== GOAL OF THE EXERCISE ==
All entries must be given again in full, exactly as they were supplied.

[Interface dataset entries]
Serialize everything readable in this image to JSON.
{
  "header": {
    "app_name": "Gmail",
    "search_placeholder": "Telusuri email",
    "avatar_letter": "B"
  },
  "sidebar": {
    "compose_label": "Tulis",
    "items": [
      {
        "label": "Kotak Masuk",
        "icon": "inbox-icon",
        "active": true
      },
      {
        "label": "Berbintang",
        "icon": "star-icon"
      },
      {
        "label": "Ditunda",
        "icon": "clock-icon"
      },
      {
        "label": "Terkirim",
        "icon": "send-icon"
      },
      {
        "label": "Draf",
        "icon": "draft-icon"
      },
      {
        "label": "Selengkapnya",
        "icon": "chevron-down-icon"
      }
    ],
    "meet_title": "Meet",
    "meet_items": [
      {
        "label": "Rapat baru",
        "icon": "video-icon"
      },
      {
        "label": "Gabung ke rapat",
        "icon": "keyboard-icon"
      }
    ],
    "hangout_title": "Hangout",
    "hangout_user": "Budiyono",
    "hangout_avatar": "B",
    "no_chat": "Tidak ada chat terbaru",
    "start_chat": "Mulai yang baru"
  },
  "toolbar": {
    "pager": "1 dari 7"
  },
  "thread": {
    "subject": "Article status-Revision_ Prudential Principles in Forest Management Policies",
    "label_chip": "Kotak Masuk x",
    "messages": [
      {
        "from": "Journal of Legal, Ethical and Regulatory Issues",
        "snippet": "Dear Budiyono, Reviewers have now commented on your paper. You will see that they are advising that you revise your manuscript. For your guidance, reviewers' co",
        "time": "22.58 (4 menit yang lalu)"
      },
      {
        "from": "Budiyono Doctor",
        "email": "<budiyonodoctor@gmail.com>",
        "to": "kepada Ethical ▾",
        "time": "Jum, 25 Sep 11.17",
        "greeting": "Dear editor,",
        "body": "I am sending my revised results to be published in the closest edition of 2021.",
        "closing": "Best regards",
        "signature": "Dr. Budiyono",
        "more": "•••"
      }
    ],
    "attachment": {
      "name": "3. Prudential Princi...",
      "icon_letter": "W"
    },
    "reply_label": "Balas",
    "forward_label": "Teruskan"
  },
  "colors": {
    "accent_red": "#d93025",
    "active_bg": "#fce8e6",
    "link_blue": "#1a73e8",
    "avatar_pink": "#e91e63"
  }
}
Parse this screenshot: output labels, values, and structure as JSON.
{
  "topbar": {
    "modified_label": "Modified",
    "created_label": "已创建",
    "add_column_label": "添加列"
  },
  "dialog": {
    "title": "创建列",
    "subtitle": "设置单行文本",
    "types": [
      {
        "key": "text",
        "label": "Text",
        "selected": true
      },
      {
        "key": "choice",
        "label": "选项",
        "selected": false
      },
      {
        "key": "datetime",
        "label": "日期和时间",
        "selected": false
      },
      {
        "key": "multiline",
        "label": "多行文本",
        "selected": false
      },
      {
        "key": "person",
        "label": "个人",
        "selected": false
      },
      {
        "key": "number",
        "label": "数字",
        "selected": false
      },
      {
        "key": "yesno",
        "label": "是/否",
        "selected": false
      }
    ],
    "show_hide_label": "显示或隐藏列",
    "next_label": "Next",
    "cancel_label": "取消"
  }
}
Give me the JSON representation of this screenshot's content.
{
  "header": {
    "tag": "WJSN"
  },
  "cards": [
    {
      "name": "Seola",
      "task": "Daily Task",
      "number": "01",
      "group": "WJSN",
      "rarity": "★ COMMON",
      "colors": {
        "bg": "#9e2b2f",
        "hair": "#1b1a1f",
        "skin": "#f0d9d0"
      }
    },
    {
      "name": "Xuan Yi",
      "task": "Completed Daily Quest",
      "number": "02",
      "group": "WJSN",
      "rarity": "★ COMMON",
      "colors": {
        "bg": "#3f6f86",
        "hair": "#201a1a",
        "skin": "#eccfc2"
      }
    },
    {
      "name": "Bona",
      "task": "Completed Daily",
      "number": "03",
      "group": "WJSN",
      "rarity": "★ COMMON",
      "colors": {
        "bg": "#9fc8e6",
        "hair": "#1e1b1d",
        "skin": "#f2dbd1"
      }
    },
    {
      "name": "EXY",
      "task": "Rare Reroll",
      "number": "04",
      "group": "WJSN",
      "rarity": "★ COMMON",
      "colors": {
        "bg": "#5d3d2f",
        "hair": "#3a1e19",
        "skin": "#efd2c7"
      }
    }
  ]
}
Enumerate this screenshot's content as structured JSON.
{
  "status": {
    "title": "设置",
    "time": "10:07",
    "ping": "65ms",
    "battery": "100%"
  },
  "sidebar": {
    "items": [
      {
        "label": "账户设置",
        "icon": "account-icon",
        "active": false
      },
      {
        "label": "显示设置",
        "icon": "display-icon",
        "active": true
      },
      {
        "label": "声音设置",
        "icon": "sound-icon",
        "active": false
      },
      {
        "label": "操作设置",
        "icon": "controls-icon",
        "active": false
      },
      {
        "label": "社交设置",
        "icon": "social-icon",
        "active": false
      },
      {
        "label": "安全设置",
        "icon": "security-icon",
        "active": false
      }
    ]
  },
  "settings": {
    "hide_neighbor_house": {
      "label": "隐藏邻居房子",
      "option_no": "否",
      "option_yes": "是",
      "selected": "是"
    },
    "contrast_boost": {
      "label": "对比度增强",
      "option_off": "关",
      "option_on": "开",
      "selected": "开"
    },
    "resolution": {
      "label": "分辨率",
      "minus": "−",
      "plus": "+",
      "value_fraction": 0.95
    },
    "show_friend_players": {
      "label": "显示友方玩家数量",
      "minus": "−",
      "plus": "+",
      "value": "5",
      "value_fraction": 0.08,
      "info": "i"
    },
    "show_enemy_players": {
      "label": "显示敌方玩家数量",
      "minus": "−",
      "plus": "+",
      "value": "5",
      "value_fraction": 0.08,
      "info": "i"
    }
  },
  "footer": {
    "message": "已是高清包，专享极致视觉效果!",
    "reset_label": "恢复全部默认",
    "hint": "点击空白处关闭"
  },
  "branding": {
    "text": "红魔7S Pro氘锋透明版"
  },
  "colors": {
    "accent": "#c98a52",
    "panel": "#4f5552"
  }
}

== EXPECTED OUTPUT ==
Serialize everything readable in this image to JSON.
{
  "header": {
    "app_name": "Gmail",
    "search_placeholder": "Telusuri email",
    "avatar_letter": "B"
  },
  "sidebar": {
    "compose_label": "Tulis",
    "items": [
      {
        "label": "Kotak Masuk",
        "icon": "inbox-icon",
        "active": true
      },
      {
        "label": "Berbintang",
        "icon": "star-icon"
      },
      {
        "label": "Ditunda",
        "icon": "clock-icon"
      },
      {
        "label": "Terkirim",
        "icon": "send-icon"
      },
      {
        "label": "Draf",
        "icon": "draft-icon"
      },
      {
        "label": "Selengkapnya",
        "icon": "chevron-down-icon"
      }
    ],
    "meet_title": "Meet",
    "meet_items": [
      {
        "label": "Rapat baru",
        "icon": "video-icon"
      },
      {
        "label": "Gabung ke rapat",
        "icon": "keyboard-icon"
      }
    ],
    "hangout_title": "Hangout",
    "hangout_user": "Budiyono",
    "hangout_avatar": "B",
    "no_chat": "Tidak ada chat terbaru",
    "start_chat": "Mulai yang baru"
  },
  "toolbar": {
    "pager": "1 dari 7"
  },
  "thread": {
    "subject": "Article status-Revision_ Prudential Principles in Forest Management Policies",
    "label_chip": "Kotak Masuk x",
    "messages": [
      {
        "from": "Journal of Legal, Ethical and Regulatory Issues",
        "snippet": "Dear Budiyono, Reviewers have now commented on your paper. You will see that they are advising that you revise your manuscript. For your guidance, reviewers' co",
        "time": "22.58 (4 menit yang lalu)"
      },
      {
        "from": "Budiyono Doctor",
        "email": "<budiyonodoctor@gmail.com>",
        "to": "kepada Ethical ▾",
        "time": "Jum, 25 Sep 11.17",
        "greeting": "Dear editor,",
        "body": "I am sending my revised results to be published in the closest edition of 2021.",
        "closing": "Best regards",
        "signature": "Dr. Budiyono",
        "more": "•••"
      }
    ],
    "attachment": {
      "name": "3. Prudential Princi...",
      "icon_letter": "W"
    },
    "reply_label": "Balas",
    "forward_label": "Teruskan"
  },
  "colors": {
    "accent_red": "#d93025",
    "active_bg": "#fce8e6",
    "link_blue": "#1a73e8",
    "avatar_pink": "#e91e63"
  }
}
Parse this screenshot: output labels, values, and structure as JSON.
{
  "topbar": {
    "modified_label": "Modified",
    "created_label": "已创建",
    "add_column_label": "添加列"
  },
  "dialog": {
    "title": "创建列",
    "subtitle": "设置单行文本",
    "types": [
      {
        "key": "text",
        "label": "Text",
        "selected": true
      },
      {
        "key": "choice",
        "label": "选项",
        "selected": false
      },
      {
        "key": "datetime",
        "label": "日期和时间",
        "selected": false
      },
      {
        "key": "multiline",
        "label": "多行文本",
        "selected": false
      },
      {
        "key": "person",
        "label": "个人",
        "selected": false
      },
      {
        "key": "number",
        "label": "数字",
        "selected": false
      },
      {
        "key": "yesno",
        "label": "是/否",
        "selected": false
      }
    ],
    "show_hide_label": "显示或隐藏列",
    "next_label": "Next",
    "cancel_label": "取消"
  }
}
Give me the JSON representation of this screenshot's content.
{
  "header": {
    "tag": "WJSN"
  },
  "cards": [
    {
      "name": "Seola",
      "task": "Daily Task",
      "number": "01",
      "group": "WJSN",
      "rarity": "★ COMMON",
      "colors": {
        "bg": "#9e2b2f",
        "hair": "#1b1a1f",
        "skin": "#f0d9d0"
      }
    },
    {
      "name": "Xuan Yi",
      "task": "Completed Daily Quest",
      "number": "02",
      "group": "WJSN",
      "rarity": "★ COMMON",
      "colors": {
        "bg": "#3f6f86",
        "hair": "#201a1a",
        "skin": "#eccfc2"
      }
    },
    {
      "name": "Bona",
      "task": "Completed Daily",
      "number": "03",
      "group": "WJSN",
      "rarity": "★ COMMON",
      "colors": {
        "bg": "#9fc8e6",
        "hair": "#1e1b1d",
        "skin": "#f2dbd1"
      }
    },
    {
      "name": "EXY",
      "task": "Rare Reroll",
      "number": "04",
      "group": "WJSN",
      "rarity": "★ COMMON",
      "colors": {
        "bg": "#5d3d2f",
        "hair": "#3a1e19",
        "skin": "#efd2c7"
      }
    }
  ]
}
Enumerate this screenshot's content as structured JSON.
{
  "status": {
    "title": "设置",
    "time": "10:07",
    "ping": "65ms",
    "battery": "100%"
  },
  "sidebar": {
    "items": [
      {
        "label": "账户设置",
        "icon": "account-icon",
        "active": false
      },
      {
        "label": "显示设置",
        "icon": "display-icon",
        "active": true
      },
      {
        "label": "声音设置",
        "icon": "sound-icon",
        "active": false
      },
      {
        "label": "操作设置",
        "icon": "controls-icon",
        "active": false
      },
      {
        "label": "社交设置",
        "icon": "social-icon",
        "active": false
      },
      {
        "label": "安全设置",
        "icon": "security-icon",
        "active": false
      }
    ]
  },
  "settings": {
    "hide_neighbor_house": {
      "label": "隐藏邻居房子",
      "option_no": "否",
      "option_yes": "是",
      "selected": "是"
    },
    "contrast_boost": {
      "label": "对比度增强",
      "option_off": "关",
      "option_on": "开",
      "selected": "开"
    },
    "resolution": {
      "label": "分辨率",
      "minus": "−",
      "plus": "+",
      "value_fraction": 0.95
    },
    "show_friend_players": {
      "label": "显示友方玩家数量",
      "minus": "−",
      "plus": "+",
      "value": "5",
      "value_fraction": 0.08,
      "info": "i"
    },
    "show_enemy_players": {
      "label": "显示敌方玩家数量",
      "minus": "−",
      "plus": "+",
      "value": "5",
      "value_fraction": 0.08,
      "info": "i"
    }
  },
  "footer": {
    "message": "已是高清包，专享极致视觉效果!",
    "reset_label": "恢复全部默认",
    "hint": "点击空白处关闭"
  },
  "branding": {
    "text": "红魔7S Pro氘锋透明版"
  },
  "colors": {
    "accent": "#c98a52",
    "panel": "#4f5552"
  }
}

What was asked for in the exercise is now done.